▸ TASK DETAILS:
What is the number of lines in the data that contain "username"? Respond with nothing else.

**** DATA FOR THE TASK

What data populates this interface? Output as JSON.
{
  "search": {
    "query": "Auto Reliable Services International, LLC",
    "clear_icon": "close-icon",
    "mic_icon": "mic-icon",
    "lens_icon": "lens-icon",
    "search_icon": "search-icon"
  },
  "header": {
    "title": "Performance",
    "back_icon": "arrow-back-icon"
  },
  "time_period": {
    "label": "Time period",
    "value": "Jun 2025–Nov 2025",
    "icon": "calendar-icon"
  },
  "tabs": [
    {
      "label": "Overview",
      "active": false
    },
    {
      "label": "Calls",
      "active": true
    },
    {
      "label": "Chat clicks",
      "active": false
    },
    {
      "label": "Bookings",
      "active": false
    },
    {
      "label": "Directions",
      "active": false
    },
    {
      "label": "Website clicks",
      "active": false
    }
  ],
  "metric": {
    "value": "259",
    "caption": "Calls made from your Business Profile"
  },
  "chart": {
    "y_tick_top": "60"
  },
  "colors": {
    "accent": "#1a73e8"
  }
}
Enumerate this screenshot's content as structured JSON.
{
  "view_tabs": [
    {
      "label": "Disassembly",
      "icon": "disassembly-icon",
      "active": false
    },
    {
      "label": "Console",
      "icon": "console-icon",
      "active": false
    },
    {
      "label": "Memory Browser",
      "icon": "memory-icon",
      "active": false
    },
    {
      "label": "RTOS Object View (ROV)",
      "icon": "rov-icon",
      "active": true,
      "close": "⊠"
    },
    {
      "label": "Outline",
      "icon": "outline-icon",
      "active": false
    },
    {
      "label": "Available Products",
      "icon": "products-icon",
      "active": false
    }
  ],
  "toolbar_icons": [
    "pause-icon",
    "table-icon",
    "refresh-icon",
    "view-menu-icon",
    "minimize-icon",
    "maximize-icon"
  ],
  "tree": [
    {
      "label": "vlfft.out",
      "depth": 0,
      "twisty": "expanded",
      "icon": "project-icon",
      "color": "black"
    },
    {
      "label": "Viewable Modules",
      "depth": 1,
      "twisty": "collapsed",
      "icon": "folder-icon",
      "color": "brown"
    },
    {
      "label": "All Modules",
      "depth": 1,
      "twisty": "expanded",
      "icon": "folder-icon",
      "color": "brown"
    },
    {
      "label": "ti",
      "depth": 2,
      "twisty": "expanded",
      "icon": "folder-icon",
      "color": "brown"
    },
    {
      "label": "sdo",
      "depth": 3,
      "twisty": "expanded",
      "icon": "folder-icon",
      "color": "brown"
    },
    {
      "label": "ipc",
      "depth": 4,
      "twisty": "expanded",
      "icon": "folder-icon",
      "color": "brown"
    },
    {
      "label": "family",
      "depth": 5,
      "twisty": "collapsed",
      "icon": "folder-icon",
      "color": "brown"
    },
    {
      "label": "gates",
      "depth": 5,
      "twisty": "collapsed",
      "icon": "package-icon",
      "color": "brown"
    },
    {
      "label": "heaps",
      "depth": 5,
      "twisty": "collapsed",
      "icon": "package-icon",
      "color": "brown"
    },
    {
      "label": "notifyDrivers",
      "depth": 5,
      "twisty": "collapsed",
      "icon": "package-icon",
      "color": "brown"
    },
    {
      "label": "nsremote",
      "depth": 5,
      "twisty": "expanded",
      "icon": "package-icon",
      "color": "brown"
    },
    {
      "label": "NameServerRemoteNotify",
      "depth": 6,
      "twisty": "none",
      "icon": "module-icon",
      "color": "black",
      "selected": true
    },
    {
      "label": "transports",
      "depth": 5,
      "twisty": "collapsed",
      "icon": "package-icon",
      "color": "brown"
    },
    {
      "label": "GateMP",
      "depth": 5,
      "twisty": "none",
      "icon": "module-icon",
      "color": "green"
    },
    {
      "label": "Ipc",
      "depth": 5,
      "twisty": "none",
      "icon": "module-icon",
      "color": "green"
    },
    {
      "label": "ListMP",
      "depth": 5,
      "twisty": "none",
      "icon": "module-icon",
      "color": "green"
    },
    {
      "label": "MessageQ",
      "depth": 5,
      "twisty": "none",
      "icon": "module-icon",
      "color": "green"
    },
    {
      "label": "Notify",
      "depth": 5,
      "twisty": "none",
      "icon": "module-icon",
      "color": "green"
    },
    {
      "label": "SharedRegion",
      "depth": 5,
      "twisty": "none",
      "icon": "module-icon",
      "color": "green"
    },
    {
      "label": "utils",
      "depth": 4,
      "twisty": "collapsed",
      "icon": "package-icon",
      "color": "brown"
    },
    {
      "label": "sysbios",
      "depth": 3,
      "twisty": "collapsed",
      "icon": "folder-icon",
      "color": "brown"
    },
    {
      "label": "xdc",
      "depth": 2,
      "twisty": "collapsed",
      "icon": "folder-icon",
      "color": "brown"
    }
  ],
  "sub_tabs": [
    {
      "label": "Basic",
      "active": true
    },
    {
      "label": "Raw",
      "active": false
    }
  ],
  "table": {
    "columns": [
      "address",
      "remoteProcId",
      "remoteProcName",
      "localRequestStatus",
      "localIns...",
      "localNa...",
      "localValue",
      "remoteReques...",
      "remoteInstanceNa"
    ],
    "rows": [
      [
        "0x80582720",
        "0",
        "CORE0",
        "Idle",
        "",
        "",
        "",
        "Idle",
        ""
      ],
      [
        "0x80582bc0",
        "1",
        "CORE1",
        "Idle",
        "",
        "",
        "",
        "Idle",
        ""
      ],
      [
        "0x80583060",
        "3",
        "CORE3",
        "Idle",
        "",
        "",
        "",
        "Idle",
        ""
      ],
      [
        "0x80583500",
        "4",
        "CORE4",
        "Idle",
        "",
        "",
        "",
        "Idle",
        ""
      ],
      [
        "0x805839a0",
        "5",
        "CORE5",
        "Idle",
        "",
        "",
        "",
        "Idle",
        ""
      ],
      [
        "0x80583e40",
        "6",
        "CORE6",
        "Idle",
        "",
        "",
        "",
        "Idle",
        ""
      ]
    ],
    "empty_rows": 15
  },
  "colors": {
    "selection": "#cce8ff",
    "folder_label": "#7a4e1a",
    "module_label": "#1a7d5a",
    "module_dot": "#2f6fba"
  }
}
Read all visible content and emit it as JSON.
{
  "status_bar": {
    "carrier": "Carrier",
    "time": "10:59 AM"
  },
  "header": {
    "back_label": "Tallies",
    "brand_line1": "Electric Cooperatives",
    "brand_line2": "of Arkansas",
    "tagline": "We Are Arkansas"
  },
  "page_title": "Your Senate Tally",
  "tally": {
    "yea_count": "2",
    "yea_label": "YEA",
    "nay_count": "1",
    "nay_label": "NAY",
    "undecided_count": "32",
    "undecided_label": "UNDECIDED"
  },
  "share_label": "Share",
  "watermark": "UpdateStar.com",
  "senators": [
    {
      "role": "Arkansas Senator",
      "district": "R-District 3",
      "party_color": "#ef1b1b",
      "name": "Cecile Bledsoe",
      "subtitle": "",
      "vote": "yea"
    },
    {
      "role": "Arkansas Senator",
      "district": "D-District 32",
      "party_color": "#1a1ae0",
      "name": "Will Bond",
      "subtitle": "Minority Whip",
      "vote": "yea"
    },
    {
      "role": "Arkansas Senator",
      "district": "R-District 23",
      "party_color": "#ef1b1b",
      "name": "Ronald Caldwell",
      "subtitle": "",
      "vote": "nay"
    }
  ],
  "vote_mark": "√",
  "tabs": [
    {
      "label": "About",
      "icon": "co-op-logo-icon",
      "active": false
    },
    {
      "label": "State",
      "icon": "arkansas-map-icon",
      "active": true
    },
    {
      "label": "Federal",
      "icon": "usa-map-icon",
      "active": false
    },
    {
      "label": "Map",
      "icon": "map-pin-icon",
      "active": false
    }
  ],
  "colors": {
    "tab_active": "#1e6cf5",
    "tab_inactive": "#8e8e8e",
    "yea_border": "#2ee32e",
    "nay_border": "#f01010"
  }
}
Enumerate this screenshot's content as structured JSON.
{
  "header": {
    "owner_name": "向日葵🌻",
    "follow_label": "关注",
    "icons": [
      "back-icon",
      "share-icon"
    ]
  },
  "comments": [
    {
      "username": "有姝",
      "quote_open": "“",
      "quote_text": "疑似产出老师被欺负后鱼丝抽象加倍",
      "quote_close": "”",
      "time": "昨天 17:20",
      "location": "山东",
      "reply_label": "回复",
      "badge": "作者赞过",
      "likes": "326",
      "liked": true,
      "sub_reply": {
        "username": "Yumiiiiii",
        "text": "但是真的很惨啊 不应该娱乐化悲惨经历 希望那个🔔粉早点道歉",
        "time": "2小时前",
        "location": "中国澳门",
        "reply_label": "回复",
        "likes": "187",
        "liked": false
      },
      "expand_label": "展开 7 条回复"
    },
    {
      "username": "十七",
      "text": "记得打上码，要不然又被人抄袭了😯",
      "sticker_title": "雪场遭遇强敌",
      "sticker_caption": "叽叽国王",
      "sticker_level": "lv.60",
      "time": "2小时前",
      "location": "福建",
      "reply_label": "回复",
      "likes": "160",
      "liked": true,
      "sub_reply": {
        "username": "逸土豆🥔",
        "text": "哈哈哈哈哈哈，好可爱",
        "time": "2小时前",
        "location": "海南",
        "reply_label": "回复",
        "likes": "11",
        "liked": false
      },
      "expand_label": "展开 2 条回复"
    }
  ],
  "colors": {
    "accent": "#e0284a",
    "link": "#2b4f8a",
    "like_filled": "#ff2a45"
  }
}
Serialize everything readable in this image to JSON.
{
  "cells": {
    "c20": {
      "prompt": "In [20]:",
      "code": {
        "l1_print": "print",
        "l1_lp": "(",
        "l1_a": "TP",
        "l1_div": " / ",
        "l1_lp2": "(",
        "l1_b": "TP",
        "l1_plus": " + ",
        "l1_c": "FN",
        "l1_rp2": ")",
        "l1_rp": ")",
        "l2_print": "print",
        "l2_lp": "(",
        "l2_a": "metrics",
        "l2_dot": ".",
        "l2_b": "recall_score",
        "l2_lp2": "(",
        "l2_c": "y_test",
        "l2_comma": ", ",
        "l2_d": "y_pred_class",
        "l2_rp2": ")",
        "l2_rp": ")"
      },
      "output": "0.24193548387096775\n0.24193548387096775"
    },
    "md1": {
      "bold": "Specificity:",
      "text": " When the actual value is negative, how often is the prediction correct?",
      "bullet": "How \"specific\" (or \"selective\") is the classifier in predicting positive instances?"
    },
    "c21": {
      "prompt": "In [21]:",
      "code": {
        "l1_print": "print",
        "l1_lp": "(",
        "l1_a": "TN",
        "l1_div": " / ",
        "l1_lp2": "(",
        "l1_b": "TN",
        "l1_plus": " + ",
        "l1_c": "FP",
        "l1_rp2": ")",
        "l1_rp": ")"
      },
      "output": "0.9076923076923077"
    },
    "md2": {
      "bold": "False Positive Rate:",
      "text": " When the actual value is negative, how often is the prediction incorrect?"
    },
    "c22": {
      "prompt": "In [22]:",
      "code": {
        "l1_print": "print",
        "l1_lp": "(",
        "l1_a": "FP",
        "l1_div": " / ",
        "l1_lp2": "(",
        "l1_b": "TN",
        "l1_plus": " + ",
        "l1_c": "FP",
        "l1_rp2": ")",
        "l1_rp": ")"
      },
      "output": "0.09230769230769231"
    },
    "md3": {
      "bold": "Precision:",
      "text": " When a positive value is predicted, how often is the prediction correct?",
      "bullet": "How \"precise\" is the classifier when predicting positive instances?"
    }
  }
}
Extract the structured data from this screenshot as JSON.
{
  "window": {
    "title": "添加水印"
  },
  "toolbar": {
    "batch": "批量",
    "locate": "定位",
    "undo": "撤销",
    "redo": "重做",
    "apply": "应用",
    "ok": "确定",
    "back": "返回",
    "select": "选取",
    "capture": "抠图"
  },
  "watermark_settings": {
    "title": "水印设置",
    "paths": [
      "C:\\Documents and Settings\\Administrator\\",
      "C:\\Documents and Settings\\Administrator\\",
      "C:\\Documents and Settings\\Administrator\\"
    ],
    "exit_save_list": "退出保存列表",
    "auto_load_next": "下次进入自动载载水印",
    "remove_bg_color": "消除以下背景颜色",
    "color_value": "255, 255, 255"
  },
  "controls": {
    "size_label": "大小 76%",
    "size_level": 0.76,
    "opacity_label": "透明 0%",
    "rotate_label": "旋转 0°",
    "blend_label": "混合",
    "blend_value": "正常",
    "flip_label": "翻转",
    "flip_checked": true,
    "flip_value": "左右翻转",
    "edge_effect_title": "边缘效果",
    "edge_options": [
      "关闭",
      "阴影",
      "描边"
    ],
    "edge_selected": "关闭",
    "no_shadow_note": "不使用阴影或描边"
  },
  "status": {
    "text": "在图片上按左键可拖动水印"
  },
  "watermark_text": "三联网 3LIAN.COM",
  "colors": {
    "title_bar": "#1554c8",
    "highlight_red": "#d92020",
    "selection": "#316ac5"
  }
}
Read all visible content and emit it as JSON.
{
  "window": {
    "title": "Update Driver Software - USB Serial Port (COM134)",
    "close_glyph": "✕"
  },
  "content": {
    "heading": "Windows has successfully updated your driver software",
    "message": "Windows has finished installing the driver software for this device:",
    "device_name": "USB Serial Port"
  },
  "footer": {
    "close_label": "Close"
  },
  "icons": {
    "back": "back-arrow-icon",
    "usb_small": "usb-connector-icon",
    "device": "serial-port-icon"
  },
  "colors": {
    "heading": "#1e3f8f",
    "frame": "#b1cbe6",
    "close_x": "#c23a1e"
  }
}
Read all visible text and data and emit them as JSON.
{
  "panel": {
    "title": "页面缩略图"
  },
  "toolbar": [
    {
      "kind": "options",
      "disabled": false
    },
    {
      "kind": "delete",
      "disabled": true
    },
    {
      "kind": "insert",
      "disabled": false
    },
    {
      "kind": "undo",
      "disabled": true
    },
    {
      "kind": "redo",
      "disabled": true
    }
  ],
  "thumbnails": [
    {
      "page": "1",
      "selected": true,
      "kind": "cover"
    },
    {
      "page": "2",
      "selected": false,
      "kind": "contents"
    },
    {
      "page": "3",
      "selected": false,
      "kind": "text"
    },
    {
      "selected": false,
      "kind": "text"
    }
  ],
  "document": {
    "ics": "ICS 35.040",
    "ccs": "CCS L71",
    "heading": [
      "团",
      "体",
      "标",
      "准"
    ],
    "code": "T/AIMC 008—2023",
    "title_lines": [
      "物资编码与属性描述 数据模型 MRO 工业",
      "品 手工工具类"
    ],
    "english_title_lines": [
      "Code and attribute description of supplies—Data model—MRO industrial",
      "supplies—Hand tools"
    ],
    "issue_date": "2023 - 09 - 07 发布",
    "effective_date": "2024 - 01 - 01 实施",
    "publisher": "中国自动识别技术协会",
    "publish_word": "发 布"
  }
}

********

▸ SOLUTION BELOW:
4